* What you need to do: Your answer should be the number of lines in the listing that hold the string "data", with no other words.
Start of Material supplied
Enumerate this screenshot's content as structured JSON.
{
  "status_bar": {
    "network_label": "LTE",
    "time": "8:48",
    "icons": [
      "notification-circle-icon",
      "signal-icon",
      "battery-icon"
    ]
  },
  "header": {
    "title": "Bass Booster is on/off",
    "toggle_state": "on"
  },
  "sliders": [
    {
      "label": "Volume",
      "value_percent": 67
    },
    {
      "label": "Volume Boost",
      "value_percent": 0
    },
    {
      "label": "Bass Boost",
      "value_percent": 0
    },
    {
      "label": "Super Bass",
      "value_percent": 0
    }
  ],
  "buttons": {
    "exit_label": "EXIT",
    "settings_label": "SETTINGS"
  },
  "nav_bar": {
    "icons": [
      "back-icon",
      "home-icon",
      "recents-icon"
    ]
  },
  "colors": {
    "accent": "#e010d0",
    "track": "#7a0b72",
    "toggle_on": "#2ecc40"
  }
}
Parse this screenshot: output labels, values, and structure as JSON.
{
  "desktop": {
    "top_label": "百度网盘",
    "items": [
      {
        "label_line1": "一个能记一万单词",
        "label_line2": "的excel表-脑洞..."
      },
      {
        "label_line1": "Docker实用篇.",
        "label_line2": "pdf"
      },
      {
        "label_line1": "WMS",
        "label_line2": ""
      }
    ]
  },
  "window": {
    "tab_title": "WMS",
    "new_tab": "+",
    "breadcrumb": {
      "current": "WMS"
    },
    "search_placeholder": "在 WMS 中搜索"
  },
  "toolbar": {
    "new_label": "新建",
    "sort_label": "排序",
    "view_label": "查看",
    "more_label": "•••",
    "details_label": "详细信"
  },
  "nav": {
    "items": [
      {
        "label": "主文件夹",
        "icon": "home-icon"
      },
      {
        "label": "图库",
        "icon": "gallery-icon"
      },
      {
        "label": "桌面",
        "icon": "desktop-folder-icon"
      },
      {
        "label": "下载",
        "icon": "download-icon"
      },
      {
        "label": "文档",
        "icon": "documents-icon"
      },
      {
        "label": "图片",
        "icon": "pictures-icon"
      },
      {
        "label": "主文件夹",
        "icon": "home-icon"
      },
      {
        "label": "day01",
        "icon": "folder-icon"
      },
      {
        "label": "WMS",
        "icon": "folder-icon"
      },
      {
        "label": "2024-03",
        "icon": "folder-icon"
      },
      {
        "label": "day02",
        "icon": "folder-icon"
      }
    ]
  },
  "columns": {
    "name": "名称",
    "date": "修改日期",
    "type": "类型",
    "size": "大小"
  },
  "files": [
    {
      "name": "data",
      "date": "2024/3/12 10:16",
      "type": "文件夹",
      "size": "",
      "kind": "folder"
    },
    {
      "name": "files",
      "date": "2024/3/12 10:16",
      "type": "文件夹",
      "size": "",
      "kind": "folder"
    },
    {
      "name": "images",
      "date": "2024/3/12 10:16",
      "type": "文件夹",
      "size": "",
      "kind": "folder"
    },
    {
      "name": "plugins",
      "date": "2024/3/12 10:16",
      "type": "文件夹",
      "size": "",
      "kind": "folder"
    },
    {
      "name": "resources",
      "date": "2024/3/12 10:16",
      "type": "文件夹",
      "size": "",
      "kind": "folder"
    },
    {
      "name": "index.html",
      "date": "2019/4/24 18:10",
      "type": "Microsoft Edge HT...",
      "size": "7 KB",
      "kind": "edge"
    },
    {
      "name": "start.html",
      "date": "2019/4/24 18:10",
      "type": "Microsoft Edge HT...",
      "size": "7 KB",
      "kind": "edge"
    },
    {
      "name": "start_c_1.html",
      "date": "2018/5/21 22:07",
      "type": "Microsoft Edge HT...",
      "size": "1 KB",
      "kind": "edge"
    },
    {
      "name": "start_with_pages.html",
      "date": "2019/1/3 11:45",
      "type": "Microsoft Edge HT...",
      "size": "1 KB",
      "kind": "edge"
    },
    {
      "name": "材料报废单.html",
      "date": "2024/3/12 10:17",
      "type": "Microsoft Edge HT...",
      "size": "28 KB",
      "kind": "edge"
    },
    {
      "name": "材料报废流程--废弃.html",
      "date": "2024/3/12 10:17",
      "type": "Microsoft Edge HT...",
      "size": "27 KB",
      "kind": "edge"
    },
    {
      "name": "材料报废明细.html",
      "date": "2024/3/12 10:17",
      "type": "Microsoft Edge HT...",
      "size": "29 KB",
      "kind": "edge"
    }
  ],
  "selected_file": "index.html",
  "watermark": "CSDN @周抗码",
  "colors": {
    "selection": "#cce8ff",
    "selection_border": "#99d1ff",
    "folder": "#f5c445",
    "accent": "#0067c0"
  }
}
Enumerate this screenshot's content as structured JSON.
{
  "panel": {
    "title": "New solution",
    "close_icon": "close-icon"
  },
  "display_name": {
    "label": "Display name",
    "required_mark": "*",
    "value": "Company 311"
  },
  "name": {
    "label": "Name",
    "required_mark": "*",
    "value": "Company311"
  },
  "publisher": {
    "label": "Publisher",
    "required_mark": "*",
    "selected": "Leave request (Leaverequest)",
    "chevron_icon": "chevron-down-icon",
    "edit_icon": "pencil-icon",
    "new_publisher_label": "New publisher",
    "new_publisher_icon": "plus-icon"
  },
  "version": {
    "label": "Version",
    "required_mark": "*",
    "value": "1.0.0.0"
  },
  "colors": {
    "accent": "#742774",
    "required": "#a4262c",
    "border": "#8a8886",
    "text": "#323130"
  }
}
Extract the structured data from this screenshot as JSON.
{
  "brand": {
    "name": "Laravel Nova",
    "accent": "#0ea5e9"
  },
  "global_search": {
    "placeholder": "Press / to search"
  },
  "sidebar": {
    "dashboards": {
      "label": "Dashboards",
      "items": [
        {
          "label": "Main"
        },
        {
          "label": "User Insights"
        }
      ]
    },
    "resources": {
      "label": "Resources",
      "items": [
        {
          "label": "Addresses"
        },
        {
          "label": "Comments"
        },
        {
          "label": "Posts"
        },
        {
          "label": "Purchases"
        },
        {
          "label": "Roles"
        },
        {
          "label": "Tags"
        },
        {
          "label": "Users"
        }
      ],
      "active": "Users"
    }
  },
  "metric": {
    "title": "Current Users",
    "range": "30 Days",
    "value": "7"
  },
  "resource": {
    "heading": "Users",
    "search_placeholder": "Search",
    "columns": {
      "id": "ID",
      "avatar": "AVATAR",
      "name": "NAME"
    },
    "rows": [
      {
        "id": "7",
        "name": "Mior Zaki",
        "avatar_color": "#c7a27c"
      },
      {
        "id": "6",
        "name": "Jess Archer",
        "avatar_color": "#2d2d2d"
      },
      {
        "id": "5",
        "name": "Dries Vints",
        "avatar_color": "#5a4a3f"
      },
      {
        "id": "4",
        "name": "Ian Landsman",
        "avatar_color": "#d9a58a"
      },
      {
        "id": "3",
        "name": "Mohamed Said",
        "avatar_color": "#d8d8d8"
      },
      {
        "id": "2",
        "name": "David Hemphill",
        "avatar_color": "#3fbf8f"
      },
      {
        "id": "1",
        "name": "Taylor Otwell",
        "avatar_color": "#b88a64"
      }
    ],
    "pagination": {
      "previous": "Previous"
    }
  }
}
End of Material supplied
* Solution to the exercise: 2